**Required action**
The answer must be the full listing, reproduced word for word.

*** Begin section ***

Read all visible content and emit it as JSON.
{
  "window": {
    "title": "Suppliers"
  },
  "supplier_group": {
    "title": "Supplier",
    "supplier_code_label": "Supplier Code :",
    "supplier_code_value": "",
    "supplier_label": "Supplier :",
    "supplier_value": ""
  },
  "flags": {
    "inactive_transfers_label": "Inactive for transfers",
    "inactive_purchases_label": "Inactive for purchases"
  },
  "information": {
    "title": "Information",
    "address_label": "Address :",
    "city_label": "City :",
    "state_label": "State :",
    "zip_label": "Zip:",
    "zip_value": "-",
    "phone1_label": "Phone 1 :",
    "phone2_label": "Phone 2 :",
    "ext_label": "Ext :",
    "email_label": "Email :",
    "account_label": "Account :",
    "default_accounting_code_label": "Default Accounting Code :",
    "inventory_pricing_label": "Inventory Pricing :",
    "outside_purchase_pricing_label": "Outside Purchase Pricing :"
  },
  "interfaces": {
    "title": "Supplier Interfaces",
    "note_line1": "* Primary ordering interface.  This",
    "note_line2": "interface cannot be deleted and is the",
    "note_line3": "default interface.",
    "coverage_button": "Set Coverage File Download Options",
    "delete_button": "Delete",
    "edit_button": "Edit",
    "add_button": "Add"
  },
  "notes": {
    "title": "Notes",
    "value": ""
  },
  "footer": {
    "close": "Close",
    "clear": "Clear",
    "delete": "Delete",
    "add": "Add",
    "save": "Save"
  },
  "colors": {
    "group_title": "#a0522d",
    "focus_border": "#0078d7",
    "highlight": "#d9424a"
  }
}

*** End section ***

**Result below**
Read all visible content and emit it as JSON.
{
  "window": {
    "title": "Suppliers"
  },
  "supplier_group": {
    "title": "Supplier",
    "supplier_code_label": "Supplier Code :",
    "supplier_code_value": "",
    "supplier_label": "Supplier :",
    "supplier_value": ""
  },
  "flags": {
    "inactive_transfers_label": "Inactive for transfers",
    "inactive_purchases_label": "Inactive for purchases"
  },
  "information": {
    "title": "Information",
    "address_label": "Address :",
    "city_label": "City :",
    "state_label": "State :",
    "zip_label": "Zip:",
    "zip_value": "-",
    "phone1_label": "Phone 1 :",
    "phone2_label": "Phone 2 :",
    "ext_label": "Ext :",
    "email_label": "Email :",
    "account_label": "Account :",
    "default_accounting_code_label": "Default Accounting Code :",
    "inventory_pricing_label": "Inventory Pricing :",
    "outside_purchase_pricing_label": "Outside Purchase Pricing :"
  },
  "interfaces": {
    "title": "Supplier Interfaces",
    "note_line1": "* Primary ordering interface.  This",
    "note_line2": "interface cannot be deleted and is the",
    "note_line3": "default interface.",
    "coverage_button": "Set Coverage File Download Options",
    "delete_button": "Delete",
    "edit_button": "Edit",
    "add_button": "Add"
  },
  "notes": {
    "title": "Notes",
    "value": ""
  },
  "footer": {
    "close": "Close",
    "clear": "Clear",
    "delete": "Delete",
    "add": "Add",
    "save": "Save"
  },
  "colors": {
    "group_title": "#a0522d",
    "focus_border": "#0078d7",
    "highlight": "#d9424a"
  }
}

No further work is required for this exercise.